The senior Alocen played in the Spanish first division for many years and faced Carlos's current coach, Pablo Laso, many times. He also played against his current teammate Alberto Abalde's father, also named Alberto, mainly when he was with OAR Ferrol and Alocen was with Huesca. Of course, that leads to some interesting conversations in Real's locker room.

"I have reached a dream that we both had. He didn't get it, but he is so proud of me."

"Yes, we have talked sometimes about this. It's a funny fact. I remember one press conference that Pablo [Laso] talked about this. It is funny," Alocen said. "I have talked with my father about this and it's true that he played against Abalde's father, against Pablo Laso, and I have watched some games of Pablo against my father, and it is special, too."

Abalde's father taught him some moves and tricks, but has respected the coaches he had over the years.

"When I was young, we practiced a lot. When I was 8, 9, 10 years old, we practiced together. He tried to teach me some moves or some things that I had to learn. Those moments, I think, helped me a lot to be where I am right now. Being 19 and bigger, it is more difficult to keep practicing together, but sometimes we talk about this," Carlos said. "We talk a lot about basketball. It's true that he's let my coaches, obviously, do their work, and he tries to support me in the difficult moments. But he wants to give me my space, to think by myself when I have lost, when I had a bad game, but obviously, he supports me every day.

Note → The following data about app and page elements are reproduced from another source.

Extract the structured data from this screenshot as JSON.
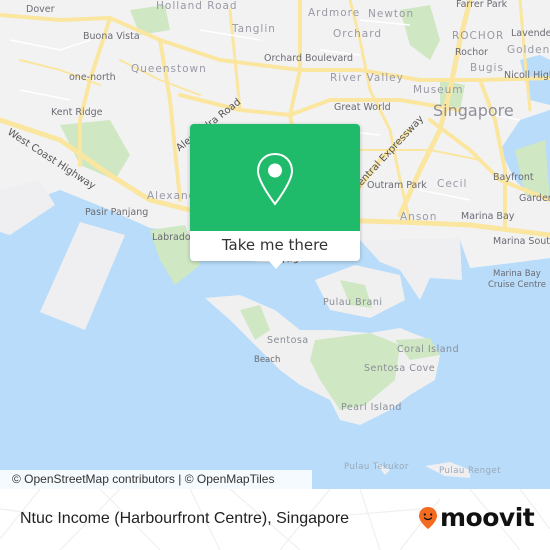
{
  "map": {
    "colors": {
      "land": "#f2f2f3",
      "water": "#b8dcf9",
      "road": "#fbe6a0",
      "park": "#cfe8c3",
      "accent": "#1fba6a"
    },
    "labels": {
      "dover": "Dover",
      "holland_road": "Holland Road",
      "buona_vista": "Buona Vista",
      "tanglin": "Tanglin",
      "queenstown": "Queenstown",
      "one_north": "one-north",
      "kent_ridge": "Kent Ridge",
      "alexandra_road": "Alexandra Road",
      "west_coast_highway": "West Coast Highway",
      "alexandra": "Alexandra",
      "pasir_panjang": "Pasir Panjang",
      "labrador": "Labrador",
      "ardmore": "Ardmore",
      "newton": "Newton",
      "orchard": "Orchard",
      "orchard_boulevard": "Orchard Boulevard",
      "river_valley": "River Valley",
      "great_world": "Great World",
      "museum": "Museum",
      "singapore": "Singapore",
      "farrer_park": "Farrer Park",
      "rochor_district": "ROCHOR",
      "rochor": "Rochor",
      "lavender": "Lavender",
      "golden": "Golden",
      "bugis": "Bugis",
      "nicoll_highway": "Nicoll Highway",
      "central_expressway": "Central Expressway",
      "outram_park": "Outram Park",
      "cecil": "Cecil",
      "bayfront": "Bayfront",
      "gardens": "Gardens",
      "anson": "Anson",
      "marina_bay": "Marina Bay",
      "marina_south": "Marina South",
      "marina_bay_cruise_centre_1": "Marina Bay",
      "marina_bay_cruise_centre_2": "Cruise Centre",
      "highway": "Highway",
      "pulau_brani": "Pulau Brani",
      "sentosa": "Sentosa",
      "beach": "Beach",
      "coral_island": "Coral Island",
      "sentosa_cove": "Sentosa Cove",
      "pearl_island": "Pearl Island",
      "pulau_tekukor": "Pulau Tekukor",
      "pulau_renget": "Pulau Renget"
    },
    "attribution": "© OpenStreetMap contributors | © OpenMapTiles"
  },
  "popup": {
    "icon": "map-pin-icon",
    "button_label": "Take me there"
  },
  "footer": {
    "place_name": "Ntuc Income (Harbourfront Centre), Singapore",
    "brand": "moovit",
    "brand_icon": "moovit-pin-smile-icon",
    "brand_color": "#f26b21"
  }
}
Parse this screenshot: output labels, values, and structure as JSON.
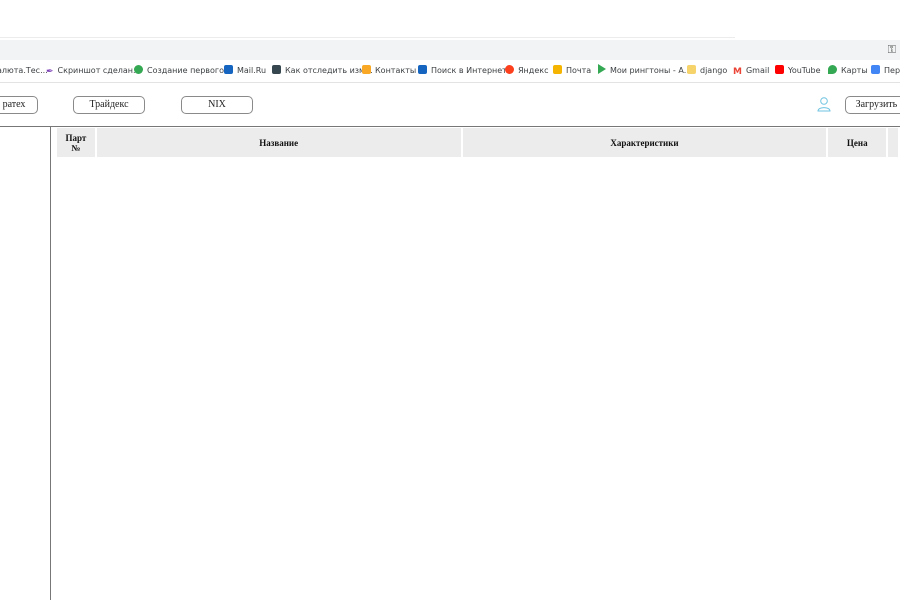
{
  "browser": {
    "bookmarks": [
      {
        "label": "алюта.Тес...",
        "icon": "generic-page-icon",
        "color": "#9aa0a6"
      },
      {
        "label": "Скриншот сделан...",
        "icon": "feather-icon",
        "color": "#7b3fb5"
      },
      {
        "label": "Создание первого...",
        "icon": "green-circle-icon",
        "color": "#34a853"
      },
      {
        "label": "Mail.Ru",
        "icon": "mail-ru-icon",
        "color": "#1565c0"
      },
      {
        "label": "Как отследить изм...",
        "icon": "image-icon",
        "color": "#37474f"
      },
      {
        "label": "Контакты",
        "icon": "contacts-icon",
        "color": "#f9a825"
      },
      {
        "label": "Поиск в Интернете",
        "icon": "mail-ru-icon",
        "color": "#1565c0"
      },
      {
        "label": "Яндекс",
        "icon": "yandex-icon",
        "color": "#fc3f1d"
      },
      {
        "label": "Почта",
        "icon": "yandex-mail-icon",
        "color": "#f5b400"
      },
      {
        "label": "Мои рингтоны - А...",
        "icon": "play-icon",
        "color": "#34a853"
      },
      {
        "label": "django",
        "icon": "folder-icon",
        "color": "#f6d36b"
      },
      {
        "label": "Gmail",
        "icon": "gmail-icon",
        "color": "#ea4335"
      },
      {
        "label": "YouTube",
        "icon": "youtube-icon",
        "color": "#ff0000"
      },
      {
        "label": "Карты",
        "icon": "maps-pin-icon",
        "color": "#34a853"
      },
      {
        "label": "Пер",
        "icon": "translate-icon",
        "color": "#4285f4"
      }
    ]
  },
  "nav": {
    "buttons": [
      {
        "label": "ратех"
      },
      {
        "label": "Трайдекс"
      },
      {
        "label": "NIX"
      }
    ],
    "upload_label": "Загрузить К"
  },
  "table": {
    "headers": [
      {
        "label": "Парт №"
      },
      {
        "label": "Название"
      },
      {
        "label": "Характеристики"
      },
      {
        "label": "Цена"
      }
    ],
    "rows": []
  },
  "colors": {
    "user_icon": "#6fc3e0",
    "header_bg": "#ececec"
  }
}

"Now, I see my parents less because they are living now in Zaragoza, but they support me from there. It is different, but it is a new opportunity."